| Exercise prompt |
Write the records out exactly as they read, but not the pictures.

| Records for the task |
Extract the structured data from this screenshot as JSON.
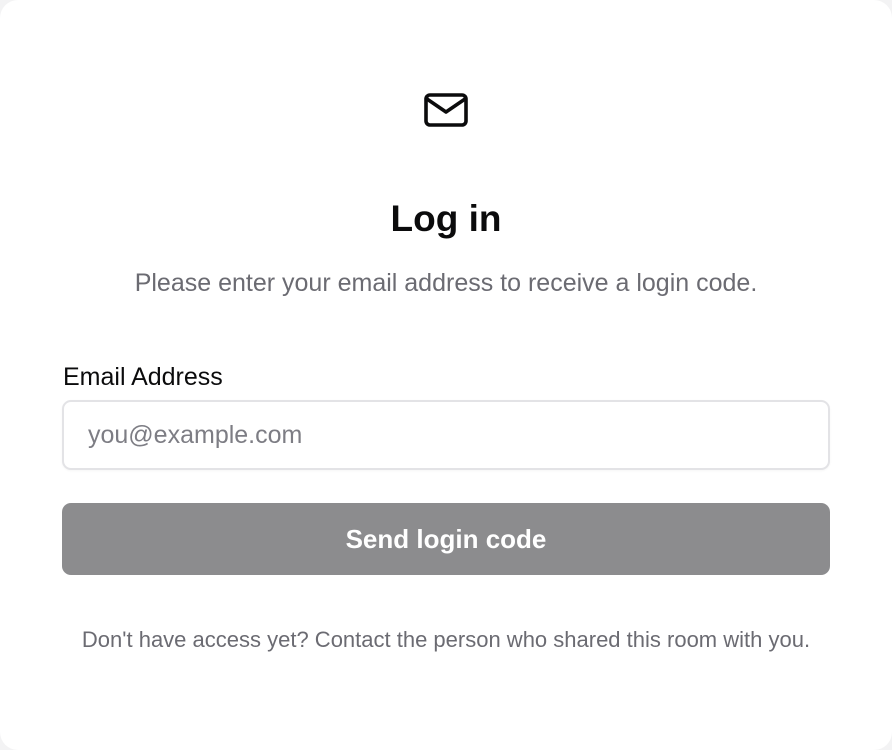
{
  "icon": {
    "name": "mail-icon"
  },
  "header": {
    "title": "Log in",
    "subtitle": "Please enter your email address to receive a login code."
  },
  "form": {
    "email_label": "Email Address",
    "email_value": "",
    "email_placeholder": "you@example.com",
    "submit_label": "Send login code"
  },
  "footer": {
    "text": "Don't have access yet? Contact the person who shared this room with you."
  },
  "colors": {
    "button_bg": "#8c8c8e",
    "subtitle_text": "#6b6b72"
  }
}
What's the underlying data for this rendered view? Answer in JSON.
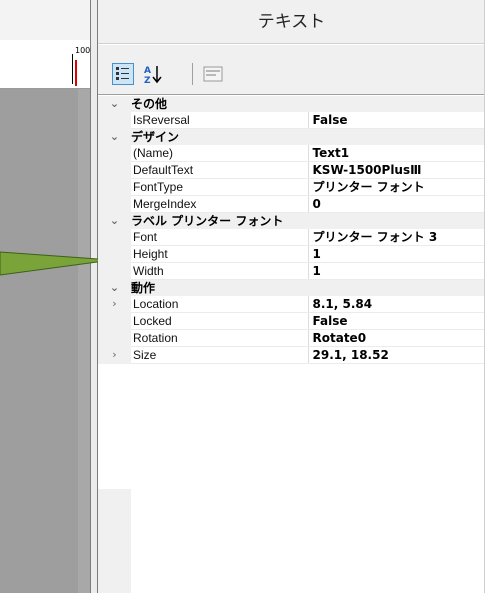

| Answer below |
Extract the structured data from this screenshot as JSON.
{
  "icon": {
    "name": "mail-icon"
  },
  "header": {
    "title": "Log in",
    "subtitle": "Please enter your email address to receive a login code."
  },
  "form": {
    "email_label": "Email Address",
    "email_value": "",
    "email_placeholder": "you@example.com",
    "submit_label": "Send login code"
  },
  "footer": {
    "text": "Don't have access yet? Contact the person who shared this room with you."
  },
  "colors": {
    "button_bg": "#8c8c8e",
    "subtitle_text": "#6b6b72"
  }
}
What's the underlying data for this rendered view? Answer in JSON.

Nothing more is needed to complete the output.